Black the Fall by developer Sand Sailor Studio and publisher Square Enix is an atmospheric puzzle-platformer currently in pre-alpha. It aims to tell a story without any spoken dialog, and from what I’ve seen from my brief glance into the pre-alpha, it does this rather well.
I started the game in a dark-grey room with no explanation as to how I got there. From a quick glance, it looks to be a jail cell. There was a bike in the room that was stuck to the floor and by pressing the interact button I would see my character briefly jump on the bike and then jump off. My first instinct (after jumping on the bike) was to try and head out the door to the right. However, the door wouldn’t open and once I crossed a red line on the ground, a turret shined a laser pointer at me before mercilessly cutting me down. I then spent a few minutes trying to find another way out of the room before I had the thought “hey, maybe something different will happen with the bike if I hold the interact button down”. It turned out I was right, by doing this my character stayed on the bike.
This resulted in lights in the room coming on as a mine cart (most likely powered by the electricity generated from the bike) came from out of the wall and headed towards the door I couldn’t open earlier. The door opened for the cart and a counter on the wall went down from 10,000 to 9,999. Deciding I did not want to do that 9,999 more times, I decided instead to follow the mine cart out.
While the beginning is a bit slow and hard to understand, a few minutes later, I started seeing other people. More specifically, I saw people walking around with antenna attached to their backs as they walked around mindlessly. A few more minutes later I saw large grunts—that somewhat resembled hairless apes for some reason—pointing a laser pointer at some of these people before pointing at a switch. The light on the antenna would flash and then the person would walk over to complete the assigned task, giving the impression that they were somehow being controlled. I found that the further I got through the facility, the more pieces of the story I got. One of the most telling signs for the game’s story was one of the large grunts saluting a portrait that reminded me of WW2-era commanders.
The game itself is in a 2-D on-the-rails perspective—you can only move left or right, as though you are on a set of rails, with the ability to jump and fall—although there were times where the camera angle would shift or the path you were on would bend around the corner, thus giving an illusion of free movement. As for the puzzles, I found a great many of them to be rather unorthodox. For example, the first time I saw one of those hairless apes commanding one of the antenna-wearing workers, my character was observing them from a ledge. It was obvious I needed to get down to where the ape was, so I tried to land behind him so as to not get spotted. This resulted in me learning that my character couldn’t survive a fall from that height (and to add insult to injury, I heard the ape start laughing). After a few more failed jumps and minutes staring at the room, I suddenly got the idea, what would happen if I tried landing on top of the grunt/ape. As it turned out, the grunt broke my fall and was knocked unconscious. After I finished laughing, I decided to move on. The game is filled with many such puzzles that require unconventional ways of thinking to solve.

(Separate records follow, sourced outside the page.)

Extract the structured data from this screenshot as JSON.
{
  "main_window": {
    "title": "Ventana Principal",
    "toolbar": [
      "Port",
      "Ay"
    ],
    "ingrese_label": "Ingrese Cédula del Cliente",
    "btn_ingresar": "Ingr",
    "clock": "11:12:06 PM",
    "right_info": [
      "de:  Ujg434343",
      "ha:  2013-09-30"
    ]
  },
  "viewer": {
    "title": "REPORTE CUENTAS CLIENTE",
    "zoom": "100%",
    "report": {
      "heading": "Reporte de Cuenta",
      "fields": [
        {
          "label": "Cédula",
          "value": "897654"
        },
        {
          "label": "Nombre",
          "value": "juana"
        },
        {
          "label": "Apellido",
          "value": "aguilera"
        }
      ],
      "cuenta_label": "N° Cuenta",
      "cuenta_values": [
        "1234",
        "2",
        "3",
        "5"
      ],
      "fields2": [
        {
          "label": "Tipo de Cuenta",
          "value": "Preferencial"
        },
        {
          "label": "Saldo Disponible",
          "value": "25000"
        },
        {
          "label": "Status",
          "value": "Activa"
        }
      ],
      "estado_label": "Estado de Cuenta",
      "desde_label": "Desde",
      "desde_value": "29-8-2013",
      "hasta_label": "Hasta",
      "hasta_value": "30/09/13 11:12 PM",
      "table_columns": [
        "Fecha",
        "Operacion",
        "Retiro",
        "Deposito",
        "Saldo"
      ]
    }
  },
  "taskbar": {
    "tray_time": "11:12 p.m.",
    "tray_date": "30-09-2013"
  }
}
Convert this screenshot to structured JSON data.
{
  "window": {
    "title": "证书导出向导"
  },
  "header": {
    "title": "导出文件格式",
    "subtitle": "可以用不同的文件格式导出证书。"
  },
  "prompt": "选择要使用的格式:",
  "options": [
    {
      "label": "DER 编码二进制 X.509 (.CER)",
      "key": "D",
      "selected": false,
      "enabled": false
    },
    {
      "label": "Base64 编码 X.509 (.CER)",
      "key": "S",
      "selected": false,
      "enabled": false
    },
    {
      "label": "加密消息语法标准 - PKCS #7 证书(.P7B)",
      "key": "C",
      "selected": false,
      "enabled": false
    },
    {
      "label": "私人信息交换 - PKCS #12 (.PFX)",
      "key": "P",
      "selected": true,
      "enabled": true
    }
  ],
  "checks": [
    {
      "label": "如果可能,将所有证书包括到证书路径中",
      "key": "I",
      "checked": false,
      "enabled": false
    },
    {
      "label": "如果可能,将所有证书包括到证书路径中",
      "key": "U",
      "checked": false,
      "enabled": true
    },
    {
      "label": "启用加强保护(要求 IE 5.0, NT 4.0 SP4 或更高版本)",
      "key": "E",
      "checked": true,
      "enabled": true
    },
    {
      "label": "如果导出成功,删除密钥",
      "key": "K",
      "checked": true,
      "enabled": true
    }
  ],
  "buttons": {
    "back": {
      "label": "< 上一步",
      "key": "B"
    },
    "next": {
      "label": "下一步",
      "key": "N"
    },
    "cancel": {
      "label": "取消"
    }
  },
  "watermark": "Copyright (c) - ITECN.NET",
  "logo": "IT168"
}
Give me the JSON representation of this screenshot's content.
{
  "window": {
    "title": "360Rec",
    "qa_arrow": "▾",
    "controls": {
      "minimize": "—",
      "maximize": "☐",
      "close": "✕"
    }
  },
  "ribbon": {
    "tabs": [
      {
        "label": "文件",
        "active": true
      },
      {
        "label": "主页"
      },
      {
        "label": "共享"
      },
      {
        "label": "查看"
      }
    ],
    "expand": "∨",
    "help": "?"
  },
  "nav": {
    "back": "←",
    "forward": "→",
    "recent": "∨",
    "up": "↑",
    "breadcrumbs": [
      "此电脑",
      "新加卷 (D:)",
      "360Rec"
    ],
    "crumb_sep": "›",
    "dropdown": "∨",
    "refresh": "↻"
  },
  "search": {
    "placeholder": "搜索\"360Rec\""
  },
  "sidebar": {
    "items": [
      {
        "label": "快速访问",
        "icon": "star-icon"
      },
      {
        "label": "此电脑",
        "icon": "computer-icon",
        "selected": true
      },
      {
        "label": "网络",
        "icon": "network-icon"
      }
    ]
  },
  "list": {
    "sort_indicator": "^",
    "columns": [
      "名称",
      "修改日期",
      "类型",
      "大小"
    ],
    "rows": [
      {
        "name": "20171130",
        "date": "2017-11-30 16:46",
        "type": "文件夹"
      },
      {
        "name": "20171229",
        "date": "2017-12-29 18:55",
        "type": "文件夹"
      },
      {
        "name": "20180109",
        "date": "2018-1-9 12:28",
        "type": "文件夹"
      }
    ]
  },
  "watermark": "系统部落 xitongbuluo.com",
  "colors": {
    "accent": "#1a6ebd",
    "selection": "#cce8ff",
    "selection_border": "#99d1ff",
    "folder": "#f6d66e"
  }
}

Now, this is normally the part of the script where I mercilessly tear into the game’s faults, but as this is a preview rather than a review, I have been told to play nice—though in due fairness, the part of the game I was allowed to play was rather enjoyable. My only real complaint would be about the design of the first room. I found the first room sort of confusing and would have appreciated some sort of prompt or hint to tell me that I could hold down the interact button. Aside from that, I found the game very enjoyable.
Overall, I had a lot of fun playing this sneak-peak of the game. Many of the puzzles were confusing, which simply made it that much more satisfying to finally find the solution. Additionally, as mentioned before, the game does a great job of telling a story through scenery and atmosphere alone. If the game can keep this pace the rest of the way through, then I can see it doing rather well.
I would rate this preview a 9/10.
Watch Black The Fall Steam Trailer:
You can take a look at Black The Fall on Steam.